Today is a big, big holiday in the South and West of India–it’s Ganesh Chaturthi, the festival (and birthday) of Lord Ganesha, son of Shiva and Parvati, who is instantly recognisable as the Hindu deity with the elephant’s head.
For the last week or so street vendors have been setting up roadside camps selling Ganesh idols, and temporary outdoor stages, kitchens and shrines have been constructed in random places (often completely obstructing the road) in preparation for this big festival which actually starts on 19th September but runs for 10 days.
As I walked home from work last night the traffic was even more crazy than usual, electric lights were strung up everywhere, and people were buying flowers, sweets and huge bunches of banana leaves. One of the little backstreets I usually walk down had been completely transformed with pulsating rope-lights, more Vegas than Koramangala. The streets were buzzing with anticipation.
The reason for selling so many idols is that they get paraded through the streets, either carried or on the back of a truck, and then finally they are ritually immersed in a lake or the sea. Around 265,000 are immersed in just 4 lakes in Bangalore each year.
Traditionally they are made out of plaster of paris, but this being the 21st century there’s much talk in the media about “eco-idols” which are made out of clay and so won’t result in the lakes being clogged up and polluted due to the large numbers being left there.

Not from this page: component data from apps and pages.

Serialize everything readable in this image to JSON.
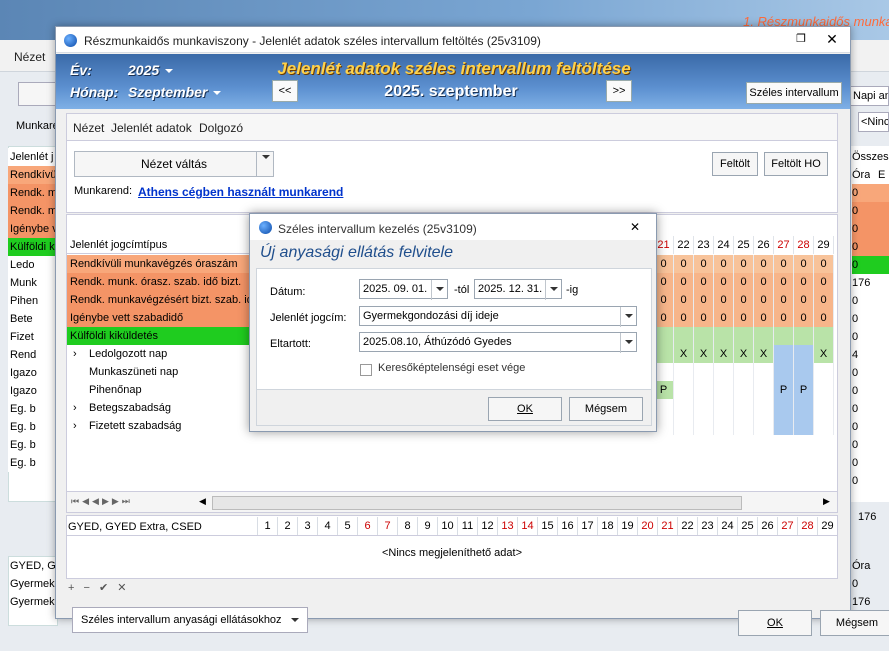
{
  "background": {
    "banner_title": "1. Részmunkaidős munkaviszony (Munkarend",
    "nezet": "Nézet",
    "munkarend": "Munkarend",
    "napi": "Napi ana",
    "nincs": "<Nincs",
    "left_rows": [
      "Jelenlét j",
      "Rendkívüli",
      "Rendk. m",
      "Rendk. m",
      "Igénybe v",
      "Külföldi k",
      "Ledo",
      "Munk",
      "Pihen",
      "Bete",
      "Fizet",
      "Rend",
      "Igazo",
      "Igazo",
      "Eg. b",
      "Eg. b",
      "Eg. b",
      "Eg. b"
    ],
    "right_header": "Összesít",
    "right_cols": [
      "Óra",
      "E"
    ],
    "right_values": [
      "0",
      "0",
      "0",
      "0",
      "0",
      "176",
      "0",
      "0",
      "0",
      "4",
      "0",
      "0",
      "0",
      "0",
      "0",
      "0",
      "0"
    ],
    "right_total": "176",
    "lower_rows": [
      "GYED, GY",
      "Gyermek",
      "Gyermek"
    ],
    "lower_right": [
      "Óra",
      "0",
      "176"
    ]
  },
  "window": {
    "title": "Részmunkaidős munkaviszony - Jelenlét adatok széles intervallum feltöltés (25v3109)",
    "ev_label": "Év:",
    "ev_value": "2025",
    "honap_label": "Hónap:",
    "honap_value": "Szeptember",
    "header_title": "Jelenlét adatok széles intervallum feltöltése",
    "header_date": "2025. szeptember",
    "prev": "<<",
    "next": ">>",
    "szeles_btn": "Széles intervallum",
    "menu": [
      "Nézet",
      "Jelenlét adatok",
      "Dolgozó"
    ],
    "nezet_valtas": "Nézet váltás",
    "feltolt": "Feltölt",
    "feltolt_ho": "Feltölt HO",
    "munkarend_label": "Munkarend:",
    "munkarend_link": "Athens cégben használt munkarend",
    "grid_header": "Jelenlét jogcímtípus",
    "grid_rows": [
      {
        "label": "Rendkívüli munkavégzés óraszám",
        "style": "orange",
        "indent": 0
      },
      {
        "label": "Rendk. munk. órasz. szab. idő bizt.",
        "style": "orange2",
        "indent": 0
      },
      {
        "label": "Rendk. munkavégzésért bizt. szab. idő",
        "style": "orange2",
        "indent": 0
      },
      {
        "label": "Igénybe vett szabadidő",
        "style": "orange2",
        "indent": 0
      },
      {
        "label": "Külföldi kiküldetés",
        "style": "green",
        "indent": 0
      },
      {
        "label": "Ledolgozott nap",
        "style": "",
        "indent": 1,
        "expand": ">"
      },
      {
        "label": "Munkaszüneti nap",
        "style": "",
        "indent": 1
      },
      {
        "label": "Pihenőnap",
        "style": "",
        "indent": 1
      },
      {
        "label": "Betegszabadság",
        "style": "",
        "indent": 1,
        "expand": ">"
      },
      {
        "label": "Fizetett szabadság",
        "style": "",
        "indent": 1,
        "expand": ">"
      }
    ],
    "day_headers": [
      "21",
      "22",
      "23",
      "24",
      "25",
      "26",
      "27",
      "28",
      "29"
    ],
    "day_values": [
      [
        "0",
        "0",
        "0",
        "0",
        "0",
        "0",
        "0",
        "0",
        "0"
      ],
      [
        "0",
        "0",
        "0",
        "0",
        "0",
        "0",
        "0",
        "0",
        "0"
      ],
      [
        "0",
        "0",
        "0",
        "0",
        "0",
        "0",
        "0",
        "0",
        "0"
      ],
      [
        "0",
        "0",
        "0",
        "0",
        "0",
        "0",
        "0",
        "0",
        "0"
      ],
      [
        "",
        "",
        "",
        "",
        "",
        "",
        "",
        "",
        ""
      ],
      [
        "",
        "X",
        "X",
        "X",
        "X",
        "X",
        "",
        "",
        "X"
      ],
      [
        "",
        "",
        "",
        "",
        "",
        "",
        "",
        "",
        ""
      ],
      [
        "P",
        "",
        "",
        "",
        "",
        "",
        "P",
        "P",
        ""
      ],
      [
        "",
        "",
        "",
        "",
        "",
        "",
        "",
        "",
        ""
      ],
      [
        "",
        "",
        "",
        "",
        "",
        "",
        "",
        "",
        ""
      ]
    ],
    "grid2_label": "GYED, GYED Extra, CSED",
    "grid2_days": [
      "1",
      "2",
      "3",
      "4",
      "5",
      "6",
      "7",
      "8",
      "9",
      "10",
      "11",
      "12",
      "13",
      "14",
      "15",
      "16",
      "17",
      "18",
      "19",
      "20",
      "21",
      "22",
      "23",
      "24",
      "25",
      "26",
      "27",
      "28",
      "29"
    ],
    "grid2_empty": "<Nincs megjeleníthető adat>",
    "bottom_dropdown": "Széles intervallum anyasági ellátásokhoz",
    "ok": "OK",
    "megsem": "Mégsem"
  },
  "dialog": {
    "title": "Széles intervallum kezelés (25v3109)",
    "heading": "Új anyasági ellátás felvitele",
    "datum_label": "Dátum:",
    "from_value": "2025. 09. 01.",
    "tol": "-tól",
    "to_value": "2025. 12. 31.",
    "ig": "-ig",
    "jogcim_label": "Jelenlét jogcím:",
    "jogcim_value": "Gyermekgondozási díj ideje",
    "eltartott_label": "Eltartott:",
    "eltartott_value": "2025.08.10, Áthúzódó Gyedes",
    "checkbox_label": "Keresőképtelenségi eset vége",
    "ok": "OK",
    "megsem": "Mégsem"
  },
  "colors": {
    "weekend_red": "#cc0000",
    "orange": "#f8a77a",
    "green": "#1fcc1f",
    "blue_cell": "#a9c9ee",
    "green_cell": "#b9e3a8"
  }
}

Some of the idols are real works of art, and the large ones are very expensive, with 6-foot ones reportedly selling for around Rs 15,000 (£170) this year.

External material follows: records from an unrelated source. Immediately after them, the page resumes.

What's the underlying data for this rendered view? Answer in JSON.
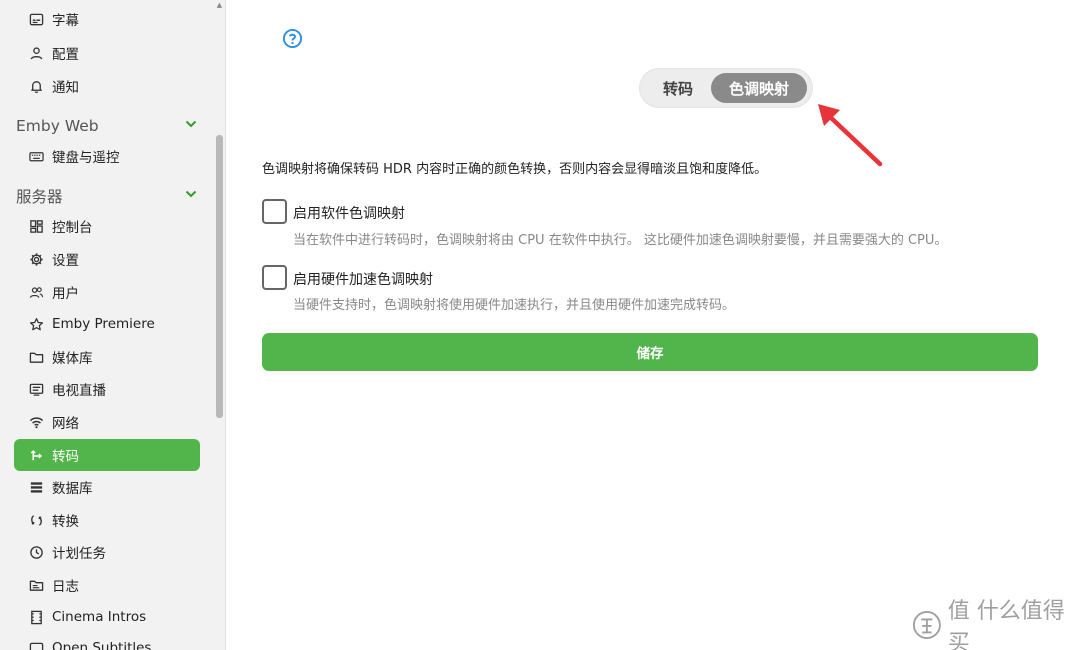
{
  "sidebar": {
    "items_top": [
      {
        "label": "字幕",
        "icon": "subtitles-icon"
      },
      {
        "label": "配置",
        "icon": "person-icon"
      },
      {
        "label": "通知",
        "icon": "bell-icon"
      }
    ],
    "section_web": {
      "title": "Emby Web"
    },
    "web_items": [
      {
        "label": "键盘与遥控",
        "icon": "keyboard-icon"
      }
    ],
    "section_server": {
      "title": "服务器"
    },
    "server_items": [
      {
        "label": "控制台",
        "icon": "dashboard-icon"
      },
      {
        "label": "设置",
        "icon": "gear-icon"
      },
      {
        "label": "用户",
        "icon": "people-icon"
      },
      {
        "label": "Emby Premiere",
        "icon": "star-icon"
      },
      {
        "label": "媒体库",
        "icon": "folder-icon"
      },
      {
        "label": "电视直播",
        "icon": "tv-guide-icon"
      },
      {
        "label": "网络",
        "icon": "wifi-icon"
      },
      {
        "label": "转码",
        "icon": "transcode-icon"
      },
      {
        "label": "数据库",
        "icon": "database-icon"
      },
      {
        "label": "转换",
        "icon": "convert-icon"
      },
      {
        "label": "计划任务",
        "icon": "clock-icon"
      },
      {
        "label": "日志",
        "icon": "log-folder-icon"
      },
      {
        "label": "Cinema Intros",
        "icon": "film-icon"
      },
      {
        "label": "Open Subtitles",
        "icon": "subtitles-icon"
      }
    ],
    "active_label": "转码"
  },
  "tabs": [
    {
      "label": "转码"
    },
    {
      "label": "色调映射"
    }
  ],
  "active_tab": "色调映射",
  "description": "色调映射将确保转码 HDR 内容时正确的颜色转换，否则内容会显得暗淡且饱和度降低。",
  "options": [
    {
      "label": "启用软件色调映射",
      "help": "当在软件中进行转码时，色调映射将由 CPU 在软件中执行。 这比硬件加速色调映射要慢，并且需要强大的 CPU。",
      "checked": false
    },
    {
      "label": "启用硬件加速色调映射",
      "help": "当硬件支持时，色调映射将使用硬件加速执行，并且使用硬件加速完成转码。",
      "checked": false
    }
  ],
  "save_label": "储存",
  "watermark": {
    "text": "值 什么值得买"
  },
  "colors": {
    "accent": "#52b54b",
    "annotation_arrow": "#e8333a",
    "tab_active": "#8a8a8a"
  }
}
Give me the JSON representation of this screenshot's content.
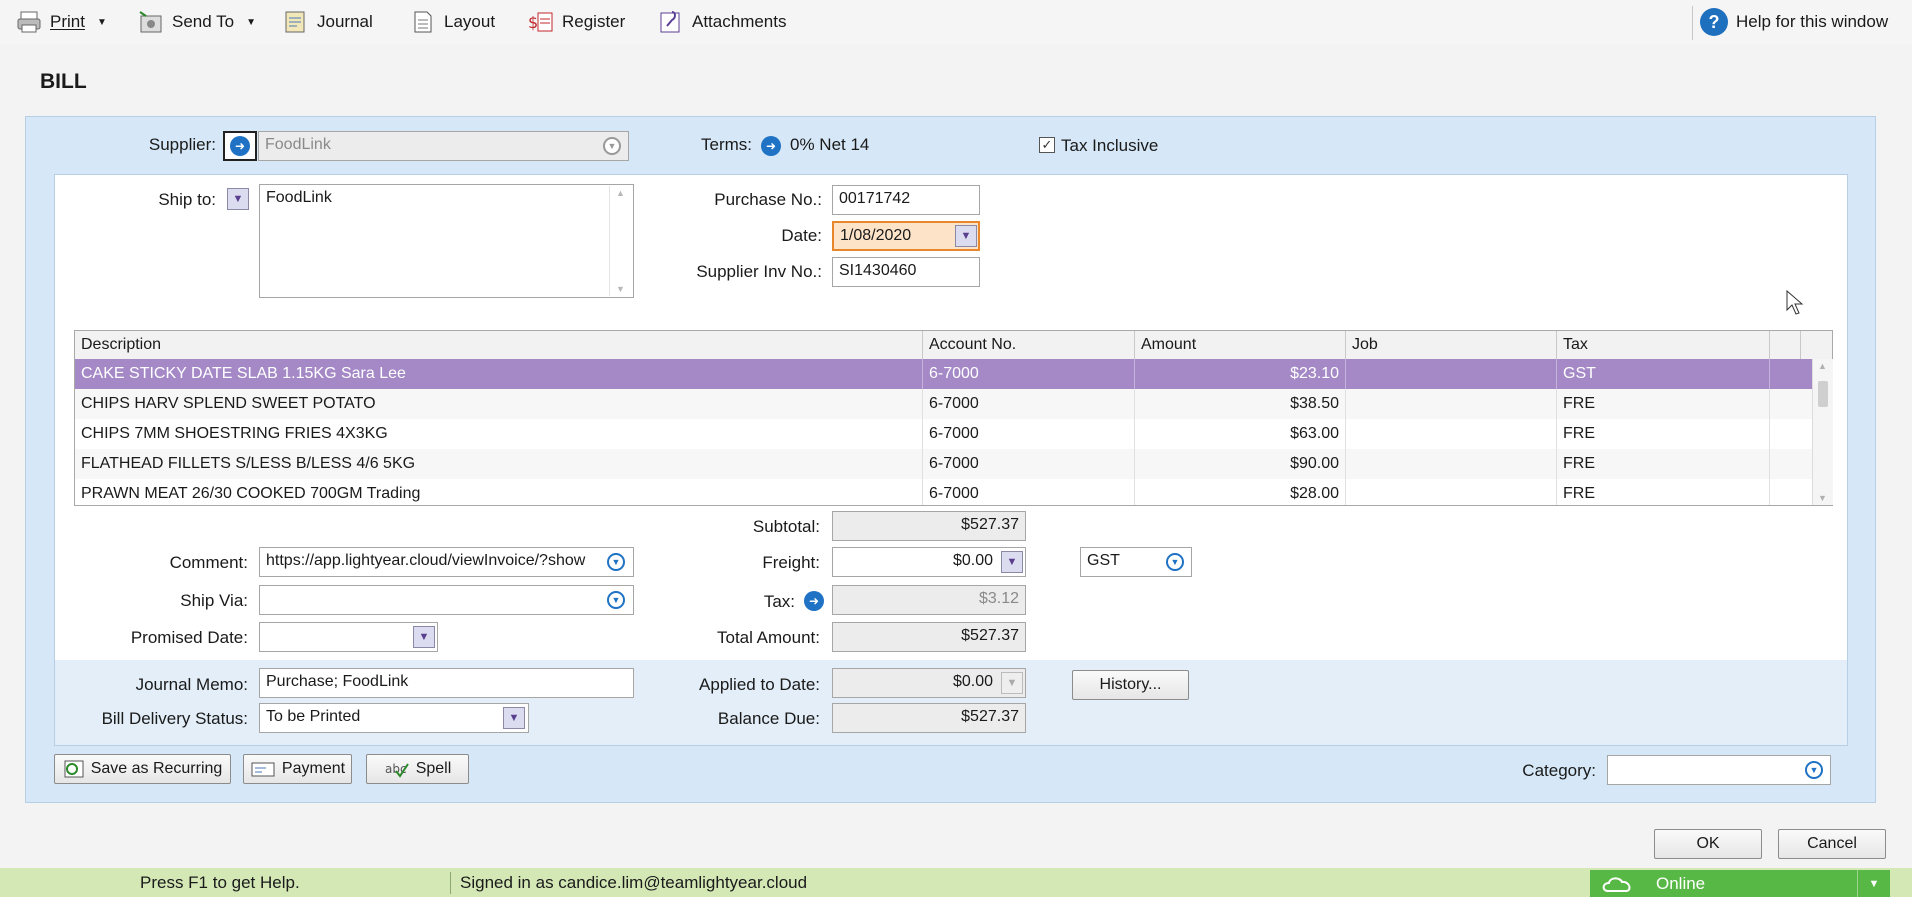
{
  "toolbar": {
    "print": "Print",
    "send_to": "Send To",
    "journal": "Journal",
    "layout": "Layout",
    "register": "Register",
    "attachments": "Attachments",
    "help": "Help for this window"
  },
  "page_title": "BILL",
  "header": {
    "supplier_label": "Supplier:",
    "supplier_value": "FoodLink",
    "terms_label": "Terms:",
    "terms_value": "0% Net 14",
    "tax_inclusive_label": "Tax Inclusive",
    "tax_inclusive_checked": true
  },
  "ship": {
    "label": "Ship to:",
    "value": "FoodLink"
  },
  "purchase": {
    "purchase_no_label": "Purchase No.:",
    "purchase_no": "00171742",
    "date_label": "Date:",
    "date": "1/08/2020",
    "supplier_inv_label": "Supplier Inv No.:",
    "supplier_inv": "SI1430460"
  },
  "grid": {
    "columns": [
      "Description",
      "Account No.",
      "Amount",
      "Job",
      "Tax"
    ],
    "rows": [
      {
        "description": "CAKE STICKY DATE SLAB 1.15KG Sara Lee",
        "account": "6-7000",
        "amount": "$23.10",
        "job": "",
        "tax": "GST"
      },
      {
        "description": "CHIPS HARV SPLEND SWEET POTATO",
        "account": "6-7000",
        "amount": "$38.50",
        "job": "",
        "tax": "FRE"
      },
      {
        "description": "CHIPS 7MM SHOESTRING FRIES 4X3KG",
        "account": "6-7000",
        "amount": "$63.00",
        "job": "",
        "tax": "FRE"
      },
      {
        "description": "FLATHEAD FILLETS S/LESS B/LESS 4/6 5KG",
        "account": "6-7000",
        "amount": "$90.00",
        "job": "",
        "tax": "FRE"
      },
      {
        "description": "PRAWN MEAT 26/30 COOKED 700GM Trading",
        "account": "6-7000",
        "amount": "$28.00",
        "job": "",
        "tax": "FRE"
      }
    ]
  },
  "totals": {
    "subtotal_label": "Subtotal:",
    "subtotal": "$527.37",
    "freight_label": "Freight:",
    "freight": "$0.00",
    "freight_tax": "GST",
    "tax_label": "Tax:",
    "tax": "$3.12",
    "total_label": "Total Amount:",
    "total": "$527.37",
    "applied_label": "Applied to Date:",
    "applied": "$0.00",
    "balance_label": "Balance Due:",
    "balance": "$527.37",
    "history_button": "History..."
  },
  "details": {
    "comment_label": "Comment:",
    "comment": "https://app.lightyear.cloud/viewInvoice/?show",
    "ship_via_label": "Ship Via:",
    "ship_via": "",
    "promised_label": "Promised Date:",
    "promised": "",
    "memo_label": "Journal Memo:",
    "memo": "Purchase; FoodLink",
    "delivery_label": "Bill Delivery Status:",
    "delivery": "To be Printed"
  },
  "footer": {
    "save_recurring": "Save as Recurring",
    "payment": "Payment",
    "spell": "Spell",
    "category_label": "Category:",
    "category": "",
    "ok": "OK",
    "cancel": "Cancel"
  },
  "status": {
    "help_text": "Press F1 to get Help.",
    "signed_in": "Signed in as candice.lim@teamlightyear.cloud",
    "online": "Online"
  }
}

Some of them are also rather… interesting.
So, we seem to be well and truly into the “festive season” again now, as I wrote around this time last year, although since most of the religious holidays are based on lunar calendars they all move around from one year to the next. There are several national holidays in October and I’m planning to join some of them up using a few days’ leave and make a trip up North… watch this space.
Meanwhile, here’s to new beginnings and the removal of obstacles!